Douglas County residents with land line telephones weren't able to call 911 for a brief time Thursday night. What happened?
The issue was reported around 10:25 p.m. While the land line connection was down, cell phone users calling Douglas County dispatch were not impacted.
“My people did great, the vendors did great, it took everybody to finally get to the problem ‘cause it was not an easy problem to find,” said Douglas County 911 director Mark Conrey.
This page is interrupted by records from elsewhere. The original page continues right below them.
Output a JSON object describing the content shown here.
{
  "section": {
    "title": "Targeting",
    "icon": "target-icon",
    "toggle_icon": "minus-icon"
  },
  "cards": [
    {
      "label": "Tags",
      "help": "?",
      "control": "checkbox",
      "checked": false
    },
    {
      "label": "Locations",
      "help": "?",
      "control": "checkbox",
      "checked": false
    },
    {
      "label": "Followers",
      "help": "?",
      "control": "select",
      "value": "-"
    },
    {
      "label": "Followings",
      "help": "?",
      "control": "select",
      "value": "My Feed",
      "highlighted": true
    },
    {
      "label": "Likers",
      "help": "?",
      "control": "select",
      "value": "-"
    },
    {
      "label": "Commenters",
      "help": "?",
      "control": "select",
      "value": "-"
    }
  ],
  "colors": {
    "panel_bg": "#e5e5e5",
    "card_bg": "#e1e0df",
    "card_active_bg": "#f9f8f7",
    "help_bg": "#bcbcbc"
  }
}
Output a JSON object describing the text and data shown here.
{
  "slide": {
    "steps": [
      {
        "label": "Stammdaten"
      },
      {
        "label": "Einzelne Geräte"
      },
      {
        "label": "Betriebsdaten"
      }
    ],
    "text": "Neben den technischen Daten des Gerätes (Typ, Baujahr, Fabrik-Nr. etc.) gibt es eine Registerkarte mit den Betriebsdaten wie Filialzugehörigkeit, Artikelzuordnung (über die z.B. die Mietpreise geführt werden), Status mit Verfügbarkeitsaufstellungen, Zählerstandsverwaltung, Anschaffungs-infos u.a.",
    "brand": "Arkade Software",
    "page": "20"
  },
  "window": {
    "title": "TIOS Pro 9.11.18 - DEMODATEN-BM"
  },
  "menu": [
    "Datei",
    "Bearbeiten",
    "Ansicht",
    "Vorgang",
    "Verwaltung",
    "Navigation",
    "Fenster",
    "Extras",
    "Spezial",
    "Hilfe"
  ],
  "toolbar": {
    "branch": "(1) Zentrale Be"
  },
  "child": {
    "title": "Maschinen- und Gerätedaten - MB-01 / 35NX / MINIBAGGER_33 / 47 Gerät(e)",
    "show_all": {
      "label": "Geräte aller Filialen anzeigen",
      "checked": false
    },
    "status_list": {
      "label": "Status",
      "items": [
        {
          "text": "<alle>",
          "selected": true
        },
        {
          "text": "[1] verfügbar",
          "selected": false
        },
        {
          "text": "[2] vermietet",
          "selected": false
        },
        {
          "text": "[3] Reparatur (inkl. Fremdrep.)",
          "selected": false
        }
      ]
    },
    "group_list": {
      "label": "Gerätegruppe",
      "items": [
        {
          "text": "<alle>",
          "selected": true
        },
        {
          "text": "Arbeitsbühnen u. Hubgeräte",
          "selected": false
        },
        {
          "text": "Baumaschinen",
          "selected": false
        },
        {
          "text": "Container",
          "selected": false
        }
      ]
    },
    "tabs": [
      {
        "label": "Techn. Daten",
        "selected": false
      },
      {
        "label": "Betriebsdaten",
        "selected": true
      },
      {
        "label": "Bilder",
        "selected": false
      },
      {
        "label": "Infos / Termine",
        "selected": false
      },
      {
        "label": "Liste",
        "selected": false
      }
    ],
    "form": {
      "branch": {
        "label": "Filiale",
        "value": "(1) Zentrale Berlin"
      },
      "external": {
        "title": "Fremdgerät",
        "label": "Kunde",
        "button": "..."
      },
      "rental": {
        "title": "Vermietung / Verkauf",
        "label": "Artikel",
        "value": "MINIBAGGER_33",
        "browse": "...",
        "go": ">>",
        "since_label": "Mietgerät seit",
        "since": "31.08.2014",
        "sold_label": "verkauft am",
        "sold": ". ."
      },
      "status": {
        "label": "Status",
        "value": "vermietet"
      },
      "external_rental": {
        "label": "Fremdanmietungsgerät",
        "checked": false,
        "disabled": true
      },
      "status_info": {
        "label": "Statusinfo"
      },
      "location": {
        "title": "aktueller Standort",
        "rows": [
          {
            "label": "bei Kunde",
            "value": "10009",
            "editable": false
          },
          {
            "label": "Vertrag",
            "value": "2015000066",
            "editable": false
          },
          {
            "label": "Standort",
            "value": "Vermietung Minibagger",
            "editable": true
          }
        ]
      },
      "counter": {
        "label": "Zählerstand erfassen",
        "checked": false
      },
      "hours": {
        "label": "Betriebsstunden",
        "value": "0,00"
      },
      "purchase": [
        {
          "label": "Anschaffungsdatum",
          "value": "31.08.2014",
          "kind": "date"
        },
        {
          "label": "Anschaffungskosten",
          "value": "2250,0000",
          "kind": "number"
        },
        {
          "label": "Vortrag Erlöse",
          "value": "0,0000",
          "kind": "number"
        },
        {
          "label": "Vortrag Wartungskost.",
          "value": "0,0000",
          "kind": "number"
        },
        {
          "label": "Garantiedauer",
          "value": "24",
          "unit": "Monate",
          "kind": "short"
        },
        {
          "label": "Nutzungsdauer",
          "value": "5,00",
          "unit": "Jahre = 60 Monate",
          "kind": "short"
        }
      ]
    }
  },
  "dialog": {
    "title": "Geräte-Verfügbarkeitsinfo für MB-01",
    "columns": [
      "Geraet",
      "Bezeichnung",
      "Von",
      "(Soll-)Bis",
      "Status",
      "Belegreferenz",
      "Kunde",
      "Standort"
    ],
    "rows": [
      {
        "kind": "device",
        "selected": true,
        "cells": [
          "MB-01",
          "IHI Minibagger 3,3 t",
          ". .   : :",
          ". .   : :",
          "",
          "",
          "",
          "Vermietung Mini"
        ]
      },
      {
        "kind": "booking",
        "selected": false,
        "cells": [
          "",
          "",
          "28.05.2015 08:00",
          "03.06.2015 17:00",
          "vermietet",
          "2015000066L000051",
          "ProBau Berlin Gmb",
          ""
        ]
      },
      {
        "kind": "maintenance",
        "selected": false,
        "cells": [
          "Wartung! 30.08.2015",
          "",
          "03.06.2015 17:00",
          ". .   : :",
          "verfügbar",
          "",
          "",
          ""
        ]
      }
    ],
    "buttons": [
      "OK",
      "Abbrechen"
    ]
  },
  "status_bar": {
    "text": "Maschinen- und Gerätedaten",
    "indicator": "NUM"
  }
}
The problem was that instead of getting regular 911 calls, operators were getting calls from all over the region, calls that were supposed to be normal long-distance calls. Emergency operators went from answering about 120 calls an hour to 200 calls a minute. That overloaded the system so automatic fixes took control. One of them involved killing 911 on hard line phones. It took more than an hour to find and fix the problem.
Investigators determined it was an accident, man-made or computer driven, but the mistake also revealed a weakness in our 911 system. “The concern is what would happen if this were ever done intentionally. We have some vulnerable spots. Nowadays, they call it cyber-security or a cyber-attack. If you think about it, if someone could make a bunch of 911 calls and get into the system, this is what it would be like.”
Officials said this accident was a tremendous opportunity to learn and possibly make modifications to the system. Conrey says the problem was with AT&T. For some reason their long distance calls were routed to the 911 center.